Outside, daisies, foxglove, Kerry lilies, Irish orchids, and tall grasses grow up around the walls of the cottage and along the walkway leading from the house to the small bit of gravel where an old, blue Peugeot is parked. On the far side of the cottage, I have planted fruit and vegetables. The driveway rises up steeply away from the house, to the top of a small, grassy hill. From that vantage point, behind the cottage, more hills rise higher and higher, in a patchwork of jewel-green, to meet the sky. But the really breathtaking view can be seen if you turn back towards the cottage and look out past it, beyond the slope of its little hill and the rocky cliffs below that, out to the sea. Ballinskelligs Bay, deep blue today, opens in the distance out into the Atlantic Ocean. It is an equally spectacular view when seen from the kitchen window.
This is the cottage I live in. It is my little writer’s cottage, hidden in obscurity with few houses nearby. I first saw it in 1997 when I was visiting Ireland for the first time, driving around, exploring the countryside with my mother. We had just driven across a perilously-perched stretch of road, both of us focusing on the view rather than on our fear of heights, until a herd of sheep milling about on the pavement stopped us dead. While we waited for them to move, we looked around – up at the green hills, down across the blue water of the bay. And that was when we saw the sign, “Cottage for sale,” hand printed, with a phone number. A year later, when I returned to Ireland on my own having graduated from university and with all my hopes and dreams of becoming a writer in the west of Ireland, I made my way from the airport by bus back to this remote, beautiful part of Ireland. And there the cottage sat, still for sale. A perfect writer’s dream.
Sixteen years later, I still marvel at the beauty, the view, the impossibly green greenness, the sea. I’ve turned a dream into my reality. I have written ten books, books I have been happy with, and have been kept busy, and fed, by also writing for small, local papers. I’ve even begun writing pieces for a London paper, appealing to those locked in an urban life dreaming of the green grass on the rural side of the proverbial fence.
This life hasn’t been easy, but it is what I had hoped for. I have a daughter, Sage, who is now twelve. She runs wild across the fields, swims in the icy cold waves at the little beach where my mother and I once gathered smooth stones the soft, dusky colours of the mauve sunset, and rides her bike along the winding, quiet road to school, 4 miles away.
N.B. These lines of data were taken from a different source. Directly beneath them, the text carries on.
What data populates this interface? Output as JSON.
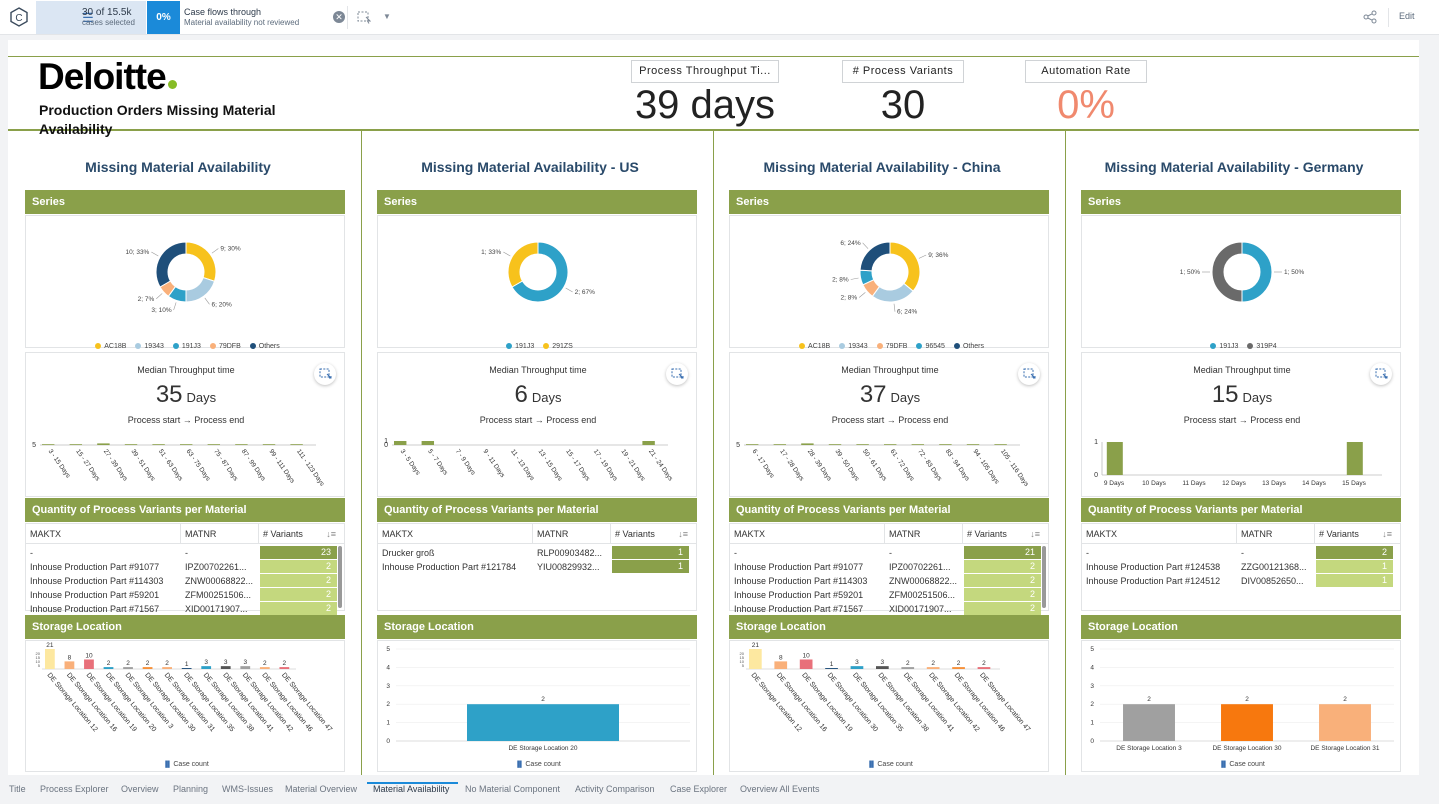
{
  "topbar": {
    "selection_count": "30 of 15.5k",
    "selection_sub": "cases selected",
    "pct": "0%",
    "flow_title": "Case flows through",
    "flow_sub": "Material availability not reviewed",
    "edit_label": "Edit"
  },
  "header": {
    "brand": "Deloitte",
    "title": "Production Orders Missing Material Availability",
    "kpis": [
      {
        "label": "Process Throughput Ti...",
        "value": "39 days"
      },
      {
        "label": "# Process Variants",
        "value": "30"
      },
      {
        "label": "Automation Rate",
        "value": "0%"
      }
    ],
    "automation_color": "#f0896e"
  },
  "labels": {
    "series": "Series",
    "median": "Median Throughput time",
    "days": "Days",
    "process_start": "Process start",
    "process_end": "Process end",
    "qty": "Quantity of Process Variants per Material",
    "storage": "Storage Location",
    "makt": "MAKTX",
    "matnr": "MATNR",
    "variants": "# Variants",
    "case_count": "Case count"
  },
  "colors": {
    "green": "#8aa04a",
    "yellow": "#f7c21c",
    "lightblue": "#a9cbe0",
    "teal": "#2ea1c8",
    "peach": "#f9b07a",
    "navy": "#1f4f7a",
    "gray": "#6a6a6a"
  },
  "columns": [
    {
      "title": "Missing Material Availability",
      "donut": {
        "slices": [
          {
            "name": "AC18B",
            "value": 9,
            "label": "9; 30%",
            "color": "#f7c21c"
          },
          {
            "name": "19343",
            "value": 6,
            "label": "6; 20%",
            "color": "#a9cbe0"
          },
          {
            "name": "191J3",
            "value": 3,
            "label": "3; 10%",
            "color": "#2ea1c8"
          },
          {
            "name": "79DFB",
            "value": 2,
            "label": "2; 7%",
            "color": "#f9b07a"
          },
          {
            "name": "Others",
            "value": 10,
            "label": "10; 33%",
            "color": "#1f4f7a"
          }
        ]
      },
      "median_value": "35",
      "hist": {
        "ticks": [
          "3 - 15 Days",
          "15 - 27 Days",
          "27 - 39 Days",
          "39 - 51 Days",
          "51 - 63 Days",
          "63 - 75 Days",
          "75 - 87 Days",
          "87 - 99 Days",
          "99 - 111 Days",
          "111 - 123 Days"
        ],
        "values": [
          1,
          1,
          2,
          1,
          1,
          1,
          1,
          1,
          1,
          1
        ],
        "ymax": 5,
        "yticks": [
          "5"
        ]
      },
      "table": [
        {
          "makt": "-",
          "matnr": "-",
          "variants": "23"
        },
        {
          "makt": "Inhouse Production Part #91077",
          "matnr": "IPZ00702261...",
          "variants": "2"
        },
        {
          "makt": "Inhouse Production Part #114303",
          "matnr": "ZNW00068822...",
          "variants": "2"
        },
        {
          "makt": "Inhouse Production Part #59201",
          "matnr": "ZFM00251506...",
          "variants": "2"
        },
        {
          "makt": "Inhouse Production Part #71567",
          "matnr": "XID00171907...",
          "variants": "2"
        }
      ],
      "table_max": 23,
      "storage": {
        "compact": true,
        "categories": [
          "DE Storage Location 12",
          "DE Storage Location 16",
          "DE Storage Location 19",
          "DE Storage Location 20",
          "DE Storage Location 3",
          "DE Storage Location 30",
          "DE Storage Location 31",
          "DE Storage Location 35",
          "DE Storage Location 38",
          "DE Storage Location 41",
          "DE Storage Location 42",
          "DE Storage Location 46",
          "DE Storage Location 47"
        ],
        "values": [
          21,
          8,
          10,
          2,
          2,
          2,
          2,
          1,
          3,
          3,
          3,
          2,
          2
        ],
        "colors": [
          "#fde8a0",
          "#f9b07a",
          "#e8707a",
          "#2ea1c8",
          "#a0a0a0",
          "#f7913a",
          "#f9b07a",
          "#1f4f7a",
          "#2ea1c8",
          "#555555",
          "#a0a0a0",
          "#f9b07a",
          "#e8707a"
        ],
        "ymax": 21
      }
    },
    {
      "title": "Missing Material Availability - US",
      "donut": {
        "slices": [
          {
            "name": "191J3",
            "value": 2,
            "label": "2; 67%",
            "color": "#2ea1c8"
          },
          {
            "name": "291ZS",
            "value": 1,
            "label": "1; 33%",
            "color": "#f7c21c"
          }
        ]
      },
      "median_value": "6",
      "hist": {
        "ticks": [
          "3 - 5 Days",
          "5 - 7 Days",
          "7 - 9 Days",
          "9 - 11 Days",
          "11 - 13 Days",
          "13 - 15 Days",
          "15 - 17 Days",
          "17 - 19 Days",
          "19 - 21 Days",
          "21 - 24 Days"
        ],
        "values": [
          1,
          1,
          0,
          0,
          0,
          0,
          0,
          0,
          0,
          1
        ],
        "ymax": 1,
        "yticks": [
          "1",
          "0"
        ]
      },
      "table": [
        {
          "makt": "Drucker groß",
          "matnr": "RLP00903482...",
          "variants": "1"
        },
        {
          "makt": "Inhouse Production Part #121784",
          "matnr": "YIU00829932...",
          "variants": "1"
        }
      ],
      "table_max": 1,
      "storage": {
        "compact": false,
        "categories": [
          "DE Storage Location 20"
        ],
        "values": [
          2
        ],
        "colors": [
          "#2ea1c8"
        ],
        "ymax": 5
      }
    },
    {
      "title": "Missing Material Availability - China",
      "donut": {
        "slices": [
          {
            "name": "AC18B",
            "value": 9,
            "label": "9; 36%",
            "color": "#f7c21c"
          },
          {
            "name": "19343",
            "value": 6,
            "label": "6; 24%",
            "color": "#a9cbe0"
          },
          {
            "name": "79DFB",
            "value": 2,
            "label": "2; 8%",
            "color": "#f9b07a"
          },
          {
            "name": "96545",
            "value": 2,
            "label": "2; 8%",
            "color": "#2ea1c8"
          },
          {
            "name": "Others",
            "value": 6,
            "label": "6; 24%",
            "color": "#1f4f7a"
          }
        ]
      },
      "median_value": "37",
      "hist": {
        "ticks": [
          "6 - 17 Days",
          "17 - 28 Days",
          "28 - 39 Days",
          "39 - 50 Days",
          "50 - 61 Days",
          "61 - 72 Days",
          "72 - 83 Days",
          "83 - 94 Days",
          "94 - 105 Days",
          "105 - 116 Days"
        ],
        "values": [
          1,
          1,
          2,
          1,
          1,
          1,
          1,
          1,
          1,
          1
        ],
        "ymax": 5,
        "yticks": [
          "5"
        ]
      },
      "table": [
        {
          "makt": "-",
          "matnr": "-",
          "variants": "21"
        },
        {
          "makt": "Inhouse Production Part #91077",
          "matnr": "IPZ00702261...",
          "variants": "2"
        },
        {
          "makt": "Inhouse Production Part #114303",
          "matnr": "ZNW00068822...",
          "variants": "2"
        },
        {
          "makt": "Inhouse Production Part #59201",
          "matnr": "ZFM00251506...",
          "variants": "2"
        },
        {
          "makt": "Inhouse Production Part #71567",
          "matnr": "XID00171907...",
          "variants": "2"
        }
      ],
      "table_max": 21,
      "storage": {
        "compact": true,
        "categories": [
          "DE Storage Location 12",
          "DE Storage Location 16",
          "DE Storage Location 19",
          "DE Storage Location 30",
          "DE Storage Location 35",
          "DE Storage Location 38",
          "DE Storage Location 41",
          "DE Storage Location 42",
          "DE Storage Location 46",
          "DE Storage Location 47"
        ],
        "values": [
          21,
          8,
          10,
          1,
          3,
          3,
          2,
          2,
          2,
          2
        ],
        "colors": [
          "#fde8a0",
          "#f9b07a",
          "#e8707a",
          "#1f4f7a",
          "#2ea1c8",
          "#555555",
          "#a0a0a0",
          "#f9b07a",
          "#f7913a",
          "#e8707a"
        ],
        "ymax": 21
      }
    },
    {
      "title": "Missing Material Availability - Germany",
      "donut": {
        "slices": [
          {
            "name": "191J3",
            "value": 1,
            "label": "1; 50%",
            "color": "#2ea1c8"
          },
          {
            "name": "319P4",
            "value": 1,
            "label": "1; 50%",
            "color": "#6a6a6a"
          }
        ]
      },
      "median_value": "15",
      "hist": {
        "ticks": [
          "9 Days",
          "10 Days",
          "11 Days",
          "12 Days",
          "13 Days",
          "14 Days",
          "15 Days"
        ],
        "values": [
          1,
          0,
          0,
          0,
          0,
          0,
          1
        ],
        "ymax": 1,
        "yticks": [
          "1",
          "0"
        ],
        "flat": true
      },
      "table": [
        {
          "makt": "-",
          "matnr": "-",
          "variants": "2"
        },
        {
          "makt": "Inhouse Production Part #124538",
          "matnr": "ZZG00121368...",
          "variants": "1"
        },
        {
          "makt": "Inhouse Production Part #124512",
          "matnr": "DIV00852650...",
          "variants": "1"
        }
      ],
      "table_max": 2,
      "storage": {
        "compact": false,
        "categories": [
          "DE Storage Location 3",
          "DE Storage Location 30",
          "DE Storage Location 31"
        ],
        "values": [
          2,
          2,
          2
        ],
        "colors": [
          "#a0a0a0",
          "#f7780e",
          "#f9b07a"
        ],
        "ymax": 5
      }
    }
  ],
  "tabs": [
    "Title",
    "Process Explorer",
    "Overview",
    "Planning",
    "WMS-Issues",
    "Material Overview",
    "Material Availability",
    "No Material Component",
    "Activity Comparison",
    "Case Explorer",
    "Overview All Events"
  ],
  "active_tab": "Material Availability"
}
We have a large, bounding golden retriever, Penny, and two tabby cats, George and Tennyson.
I spend my days writing mostly, either at my kitchen table or, more often, wandering with a notebook and pen along the roads bordered by fuschia growing thick upon the high hedgerows, searching for the right place to sit and contemplate, to wait for inspiration among the hills and fields, or on a stone wall. Sometimes I make my way down to the coastline to pick my way among the lichen-covered ragged rocks, to watch the liquid silver of the waves rolling in. This route is usually something I save for the bleak, emptiness of winter, though – during the summer, it is overpopulated, boisterous and not particularly inspirational, as much as I love watching the children shriek and splash and laugh.
This is a start at a piece which could become anything – a short story or something longer – or I may just edit it a few times and leave it as is. It is inspired by the plans I had when I was in university and travelling Ireland with my mother. Comments and suggestions welcome!